Deputy Director of the Plant Protection Department Dr. Bui Sy Doanh said that currently, quality testing of agricultural products is managed by both the Agricultural and Rural Development, and Health ministries. This overlap causes difficulties for officials, he said.


Minister of Agricultural and Rural Development Cao Duc Phat agreed that improved barriers were needed to stop unsafe food from entering the country and that the quality of domestic products needs to be improved for export.


The Ministry of Agricultural and Rural Development also asked related authorities to review import policies and promulgate improved rules.


The Ministry of Health and the General Department of Vietnam Customs need to enhance the monitoring and control of the country’s agricultural imports, said Minister Phat.


According to the ministry, many agricultural products have been flooding into Vietnam, mostly from China, through border gates.


Experts said imports increased suddenly toward the end of the year due to a northern drought that left a dearth of fruits and vegetables.


In the south, the rainy season began earlier this year, damaging produce by 40-50 percent in several areas.

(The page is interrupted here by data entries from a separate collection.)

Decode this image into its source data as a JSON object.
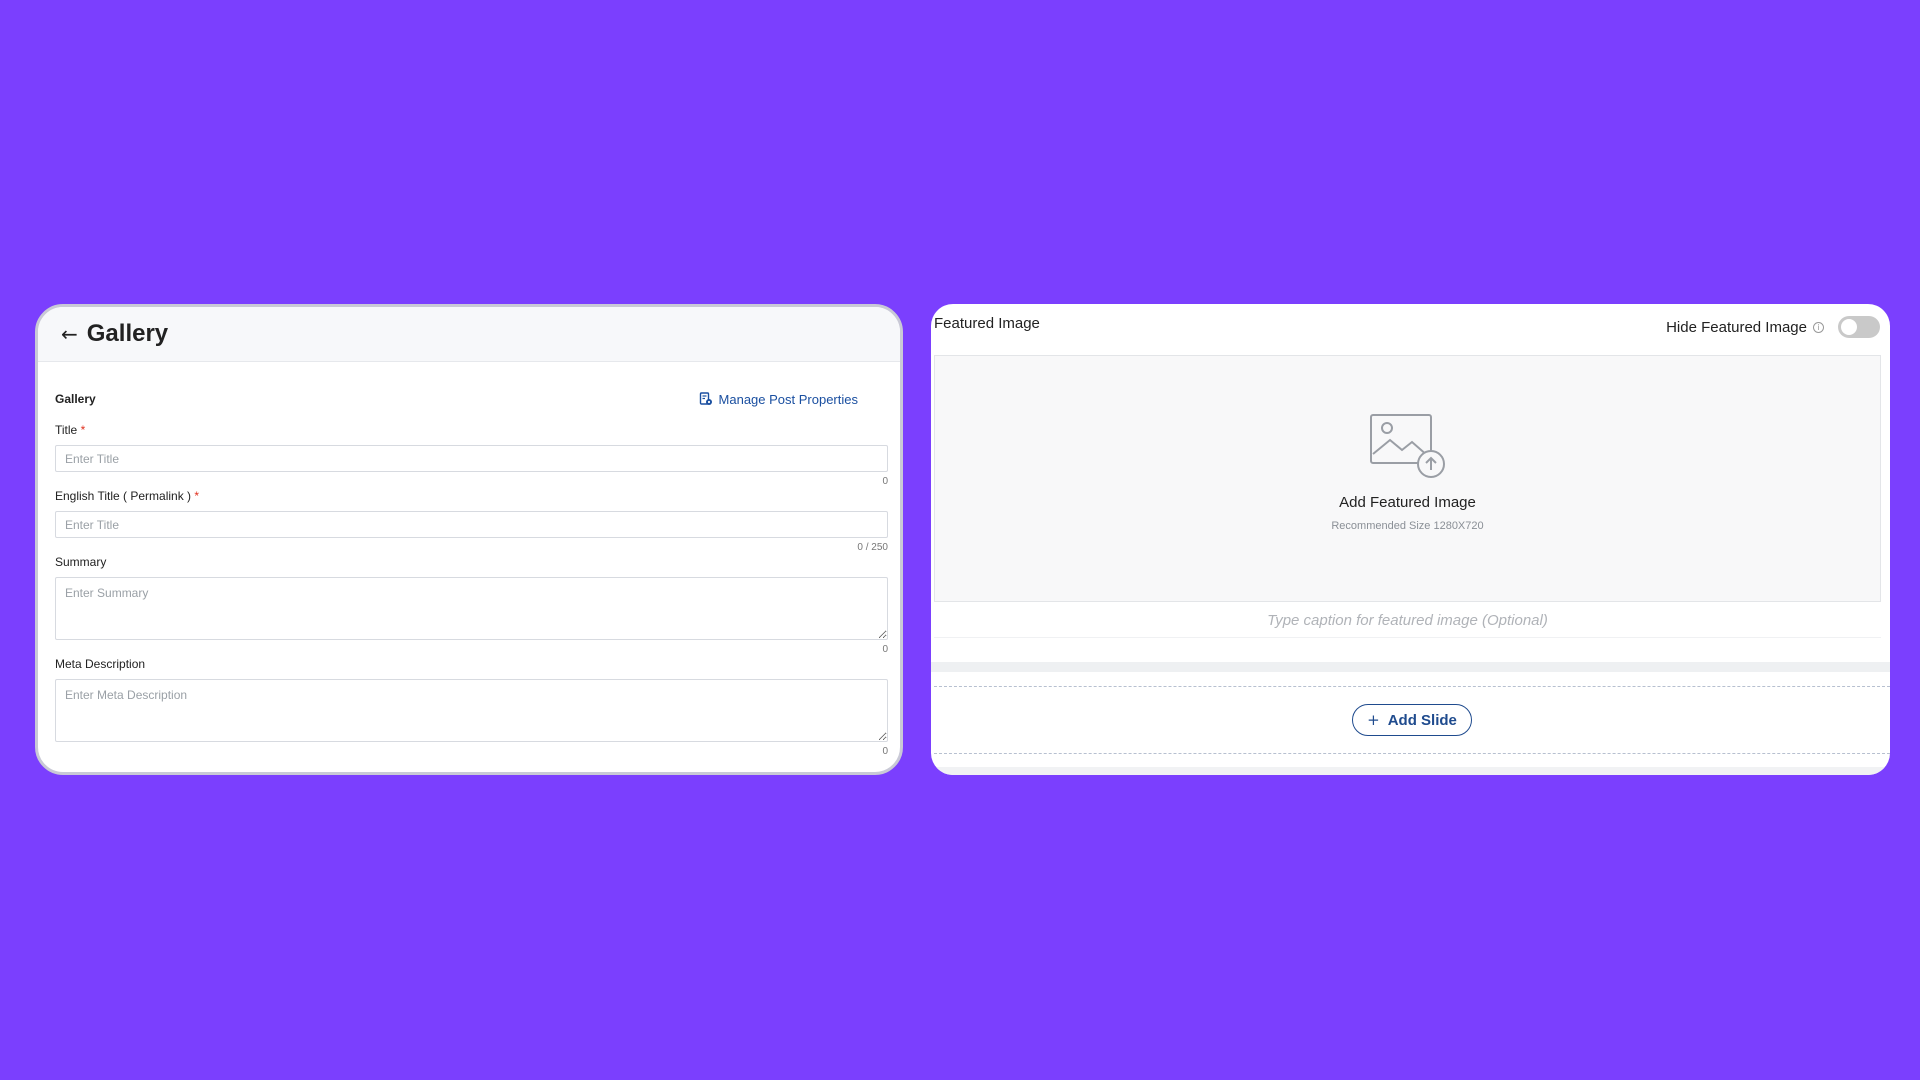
{
  "colors": {
    "background": "#7b3ffe",
    "link": "#1a4fa0",
    "required": "#e0301e",
    "button_outline": "#1f4b8e"
  },
  "left_panel": {
    "back_icon": "arrow-left-icon",
    "title": "Gallery",
    "section_label": "Gallery",
    "manage_link": "Manage Post Properties",
    "manage_icon": "document-gear-icon",
    "fields": {
      "title": {
        "label": "Title",
        "required_mark": "*",
        "placeholder": "Enter Title",
        "counter": "0"
      },
      "english_title": {
        "label": "English Title ( Permalink )",
        "required_mark": "*",
        "placeholder": "Enter Title",
        "counter": "0 / 250"
      },
      "summary": {
        "label": "Summary",
        "placeholder": "Enter Summary",
        "counter": "0"
      },
      "meta_description": {
        "label": "Meta Description",
        "placeholder": "Enter Meta Description",
        "counter": "0"
      }
    }
  },
  "right_panel": {
    "featured_image_title": "Featured Image",
    "hide_featured_label": "Hide Featured Image",
    "info_icon": "info-icon",
    "hide_toggle_on": false,
    "upload": {
      "icon": "image-upload-icon",
      "title": "Add Featured Image",
      "subtitle": "Recommended Size 1280X720"
    },
    "caption_placeholder": "Type caption for featured image (Optional)",
    "add_slide_label": "Add Slide",
    "add_slide_icon": "plus-icon"
  }
}
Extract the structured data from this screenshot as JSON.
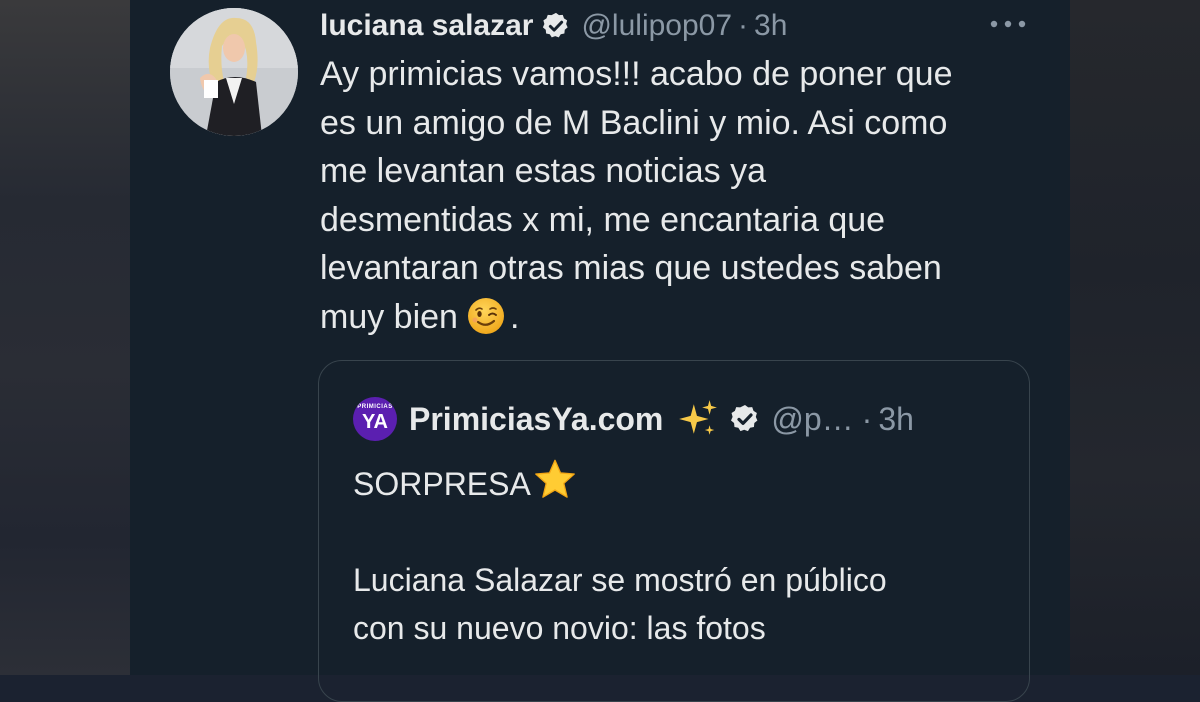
{
  "tweet": {
    "author_name": "luciana salazar",
    "handle": "@lulipop07",
    "separator": "·",
    "time": "3h",
    "more_icon": "more-options-icon",
    "text_lines": [
      "Ay primicias vamos!!! acabo de poner que",
      "es un amigo  de M Baclini y mio. Asi como",
      "me levantan estas noticias ya",
      "desmentidas x mi, me encantaria que",
      "levantaran otras mias que ustedes saben",
      "muy bien"
    ],
    "text_end": ".",
    "emoji": "winking-face-emoji"
  },
  "quoted": {
    "logo_small": "PRIMICIAS",
    "logo_big": "YA",
    "author_name": "PrimiciasYa.com",
    "handle": "@p…",
    "separator": "·",
    "time": "3h",
    "line1": "SORPRESA",
    "line2": "Luciana Salazar se mostró en público",
    "line3": "con su nuevo novio: las fotos"
  },
  "colors": {
    "background": "#15202b",
    "text": "#e7e9ea",
    "muted": "#8b98a5",
    "border": "#38444d",
    "logo": "#5b1fb0"
  }
}
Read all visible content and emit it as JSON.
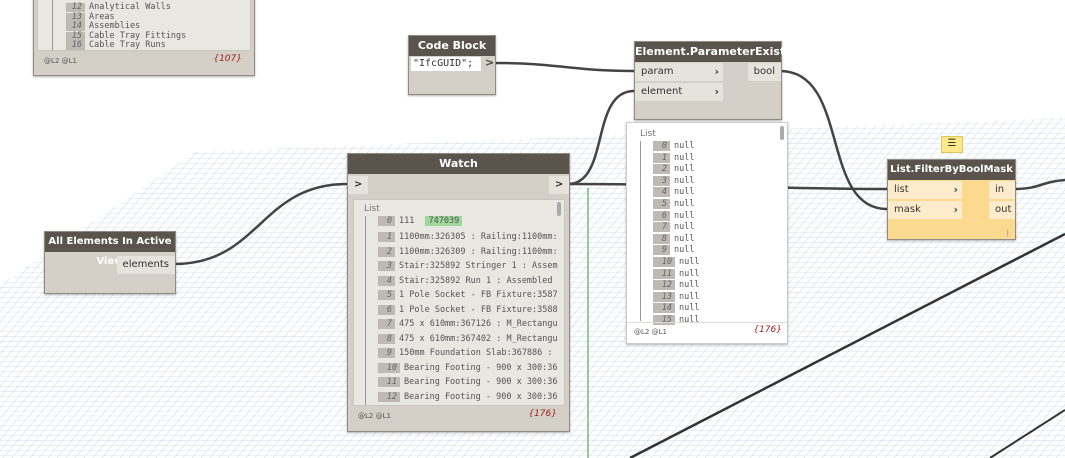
{
  "categories_node": {
    "items": [
      {
        "i": "12",
        "t": "Analytical Walls"
      },
      {
        "i": "13",
        "t": "Areas"
      },
      {
        "i": "14",
        "t": "Assemblies"
      },
      {
        "i": "15",
        "t": "Cable Tray Fittings"
      },
      {
        "i": "16",
        "t": "Cable Tray Runs"
      }
    ],
    "levels": "@L2 @L1",
    "count": "{107}"
  },
  "code_block": {
    "title": "Code Block",
    "code": "\"IfcGUID\";",
    "out": ">"
  },
  "param_exists": {
    "title": "Element.ParameterExists",
    "in1": "param",
    "in2": "element",
    "out": "bool",
    "preview": {
      "label": "List",
      "items": [
        {
          "i": "0",
          "t": "null"
        },
        {
          "i": "1",
          "t": "null"
        },
        {
          "i": "2",
          "t": "null"
        },
        {
          "i": "3",
          "t": "null"
        },
        {
          "i": "4",
          "t": "null"
        },
        {
          "i": "5",
          "t": "null"
        },
        {
          "i": "6",
          "t": "null"
        },
        {
          "i": "7",
          "t": "null"
        },
        {
          "i": "8",
          "t": "null"
        },
        {
          "i": "9",
          "t": "null"
        },
        {
          "i": "10",
          "t": "null"
        },
        {
          "i": "11",
          "t": "null"
        },
        {
          "i": "12",
          "t": "null"
        },
        {
          "i": "13",
          "t": "null"
        },
        {
          "i": "14",
          "t": "null"
        },
        {
          "i": "15",
          "t": "null"
        }
      ],
      "levels": "@L2 @L1",
      "count": "{176}"
    }
  },
  "watch": {
    "title": "Watch",
    "in": ">",
    "out": ">",
    "label": "List",
    "first_value": "111",
    "first_highlight": "747039",
    "items": [
      {
        "i": "1",
        "t": "1100mm:326305 : Railing:1100mm:"
      },
      {
        "i": "2",
        "t": "1100mm:326309 : Railing:1100mm:"
      },
      {
        "i": "3",
        "t": "Stair:325892 Stringer 1 : Assem"
      },
      {
        "i": "4",
        "t": "Stair:325892 Run 1 : Assembled"
      },
      {
        "i": "5",
        "t": "1 Pole Socket - FB Fixture:3587"
      },
      {
        "i": "6",
        "t": "1 Pole Socket - FB Fixture:3588"
      },
      {
        "i": "7",
        "t": "475 x 610mm:367126 : M_Rectangu"
      },
      {
        "i": "8",
        "t": "475 x 610mm:367402 : M_Rectangu"
      },
      {
        "i": "9",
        "t": "150mm Foundation Slab:367886 :"
      },
      {
        "i": "10",
        "t": "Bearing Footing - 900 x 300:36"
      },
      {
        "i": "11",
        "t": "Bearing Footing - 900 x 300:36"
      },
      {
        "i": "12",
        "t": "Bearing Footing - 900 x 300:36"
      }
    ],
    "first_index": "0",
    "levels": "@L2 @L1",
    "count": "{176}"
  },
  "all_elements": {
    "title": "All Elements In Active View",
    "out": "elements"
  },
  "filter": {
    "title": "List.FilterByBoolMask",
    "in1": "list",
    "in2": "mask",
    "out1": "in",
    "out2": "out",
    "lacing": "|"
  }
}
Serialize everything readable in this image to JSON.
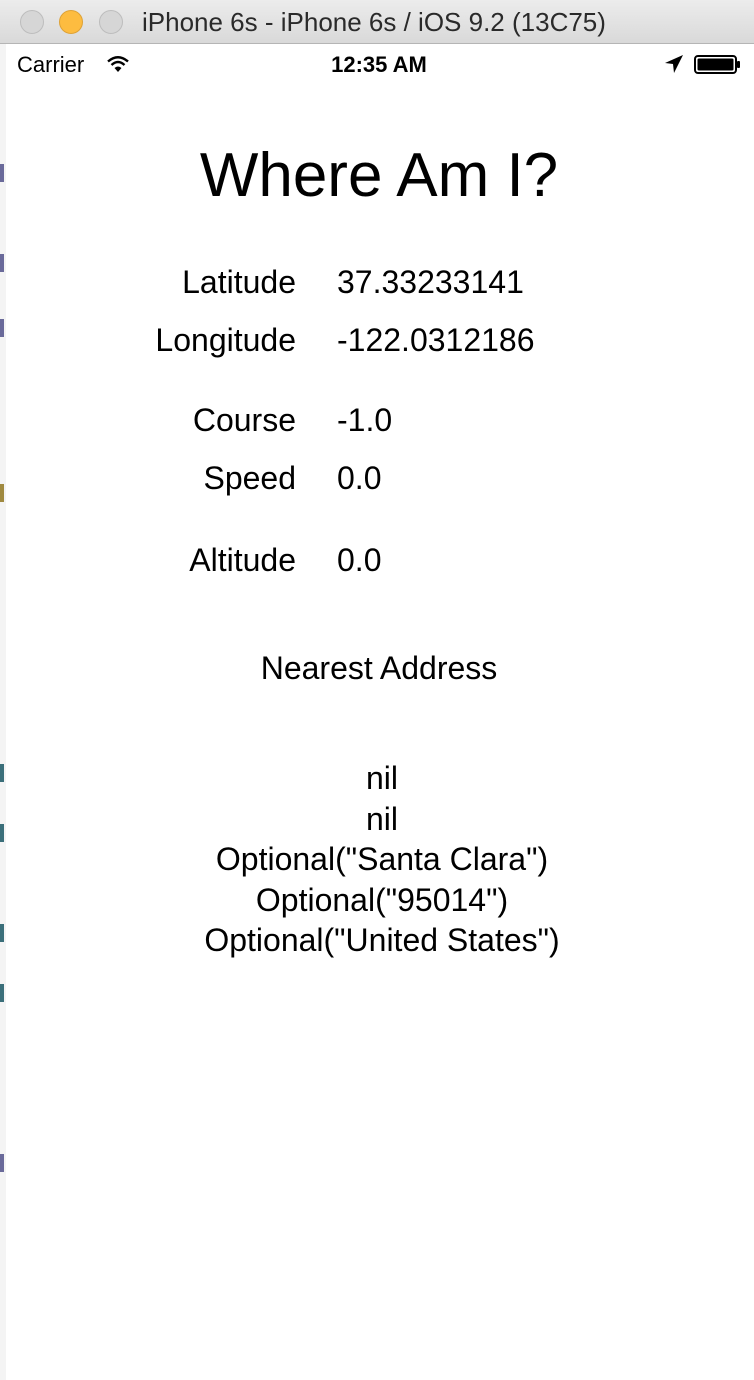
{
  "window": {
    "title": "iPhone 6s - iPhone 6s / iOS 9.2 (13C75)"
  },
  "statusbar": {
    "carrier": "Carrier",
    "time": "12:35 AM"
  },
  "app": {
    "title": "Where Am I?",
    "rows": [
      {
        "label": "Latitude",
        "value": "37.33233141"
      },
      {
        "label": "Longitude",
        "value": "-122.0312186"
      },
      {
        "label": "Course",
        "value": "-1.0"
      },
      {
        "label": "Speed",
        "value": "0.0"
      },
      {
        "label": "Altitude",
        "value": "0.0"
      }
    ],
    "address_heading": "Nearest Address",
    "address_lines": [
      "nil",
      "nil",
      "Optional(\"Santa Clara\")",
      "Optional(\"95014\")",
      "Optional(\"United States\")"
    ]
  }
}
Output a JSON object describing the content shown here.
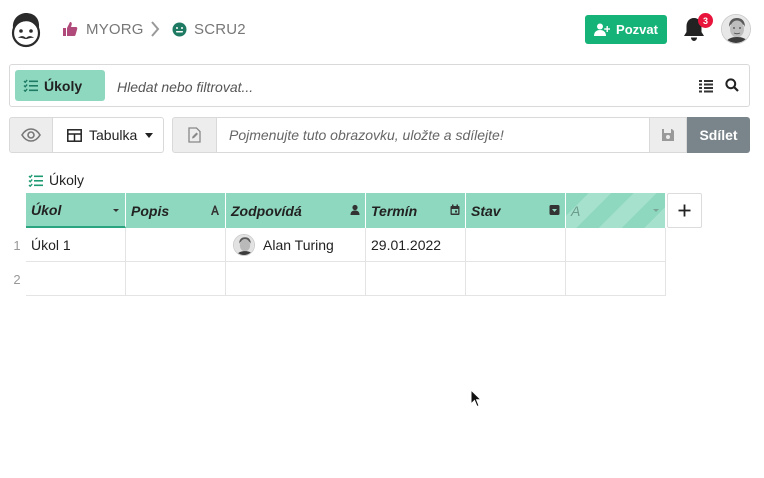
{
  "header": {
    "org_name": "MYORG",
    "project_name": "SCRU2",
    "invite_label": "Pozvat",
    "notification_count": "3"
  },
  "search": {
    "section_label": "Úkoly",
    "placeholder": "Hledat nebo filtrovat..."
  },
  "viewbar": {
    "view_label": "Tabulka",
    "name_placeholder": "Pojmenujte tuto obrazovku, uložte a sdílejte!",
    "share_label": "Sdílet"
  },
  "table": {
    "title": "Úkoly",
    "columns": [
      {
        "label": "Úkol",
        "type_icon": "caret-down-icon"
      },
      {
        "label": "Popis",
        "type_icon": "text-type-icon"
      },
      {
        "label": "Zodpovídá",
        "type_icon": "person-icon"
      },
      {
        "label": "Termín",
        "type_icon": "calendar-icon"
      },
      {
        "label": "Stav",
        "type_icon": "dropdown-icon"
      },
      {
        "label": "A",
        "type_icon": "caret-down-icon"
      }
    ],
    "rows": [
      {
        "num": "1",
        "cells": [
          "Úkol 1",
          "",
          "Alan Turing",
          "29.01.2022",
          "",
          ""
        ]
      },
      {
        "num": "2",
        "cells": [
          "",
          "",
          "",
          "",
          "",
          ""
        ]
      }
    ]
  },
  "colors": {
    "accent": "#16b378",
    "header_fill": "#8ed8c0",
    "share": "#7a858b",
    "badge": "#e8143c"
  }
}
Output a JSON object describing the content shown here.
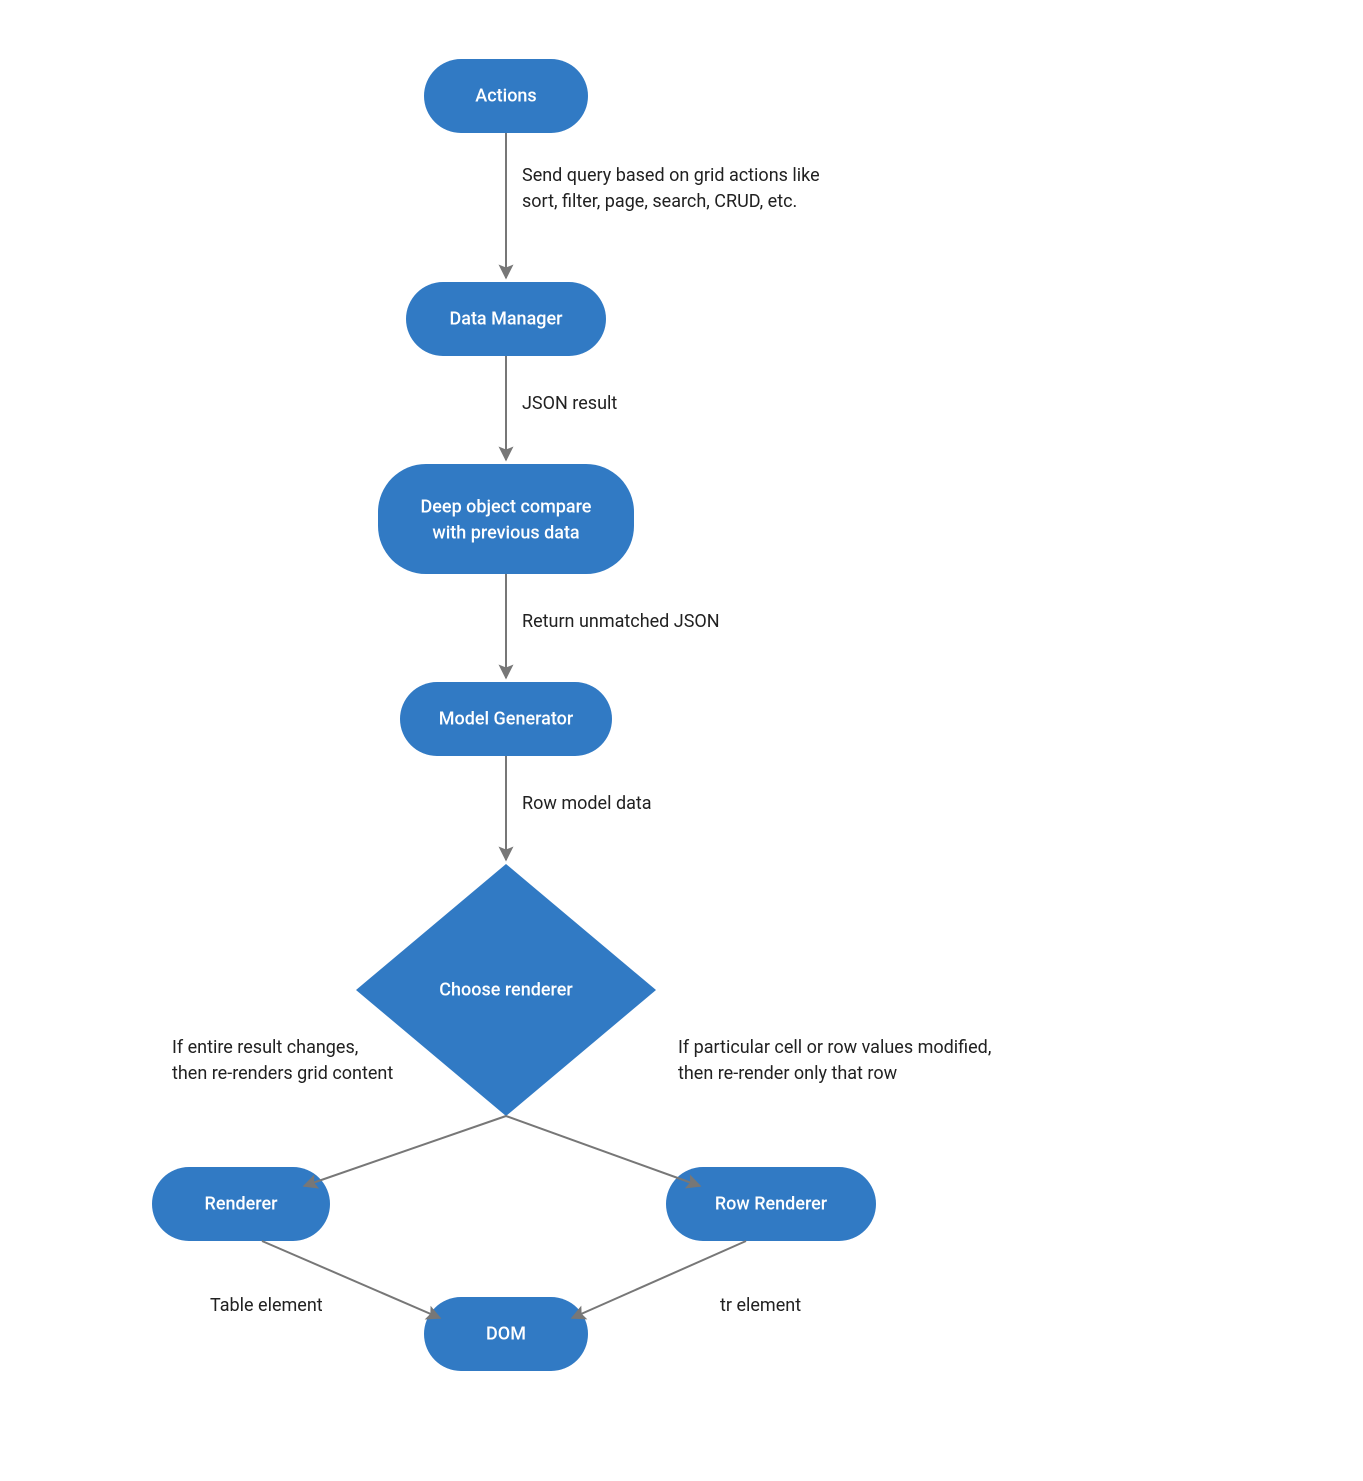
{
  "colors": {
    "node_fill": "#317ac4",
    "node_text": "#ffffff",
    "edge_stroke": "#777777",
    "label_text": "#212121"
  },
  "nodes": {
    "actions": {
      "label": "Actions"
    },
    "data_manager": {
      "label": "Data Manager"
    },
    "deep_compare": {
      "line1": "Deep object compare",
      "line2": "with previous data"
    },
    "model_gen": {
      "label": "Model Generator"
    },
    "choose": {
      "label": "Choose renderer"
    },
    "renderer": {
      "label": "Renderer"
    },
    "row_renderer": {
      "label": "Row Renderer"
    },
    "dom": {
      "label": "DOM"
    }
  },
  "edges": {
    "actions_to_dm": {
      "line1": "Send query based on grid actions like",
      "line2": "sort, filter, page, search, CRUD, etc."
    },
    "dm_to_compare": {
      "label": "JSON result"
    },
    "compare_to_mg": {
      "label": "Return unmatched JSON"
    },
    "mg_to_choose": {
      "label": "Row model data"
    },
    "choose_left": {
      "line1": "If entire result changes,",
      "line2": "then re-renders grid content"
    },
    "choose_right": {
      "line1": "If particular cell or row values modified,",
      "line2": "then re-render only that row"
    },
    "renderer_to_dom": {
      "label": "Table element"
    },
    "rowr_to_dom": {
      "label": "tr element"
    }
  }
}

Other areas were not able to produce crops at all.


The Vietnam Food Association said it was able to meet just 50 percent of export orders due to the lack of harvests this year.


Many other goods are also smuggled into the country including electronics, tobacco, and textiles, but the volume of smuggled food including meats, vegetables and fruit was extremely high, said officials.


According to the Lao Cai border gate’s management board, an average of around 400 tons of agricultural products is imported daily through the border gate.


At Tan Thanh border gate in Lang Son Province, around 100-150 tons of agricultural products are imported each day.


The products consist mainly of tomatoes, taro, potatoes, garlic, cabbages and beets.


Representatives from the national Veterinary Agency said they recently discovered some tomato samples which contained alatoxin – a harmful substance.


After agricultural products are transported through northern border gates, most fruit is transported to Long Bien market in Hanoi while vegetables and dried fruits are brought to Bac Ninh town before being dispersed nationwide.


Source: SGGP Bookmark & Share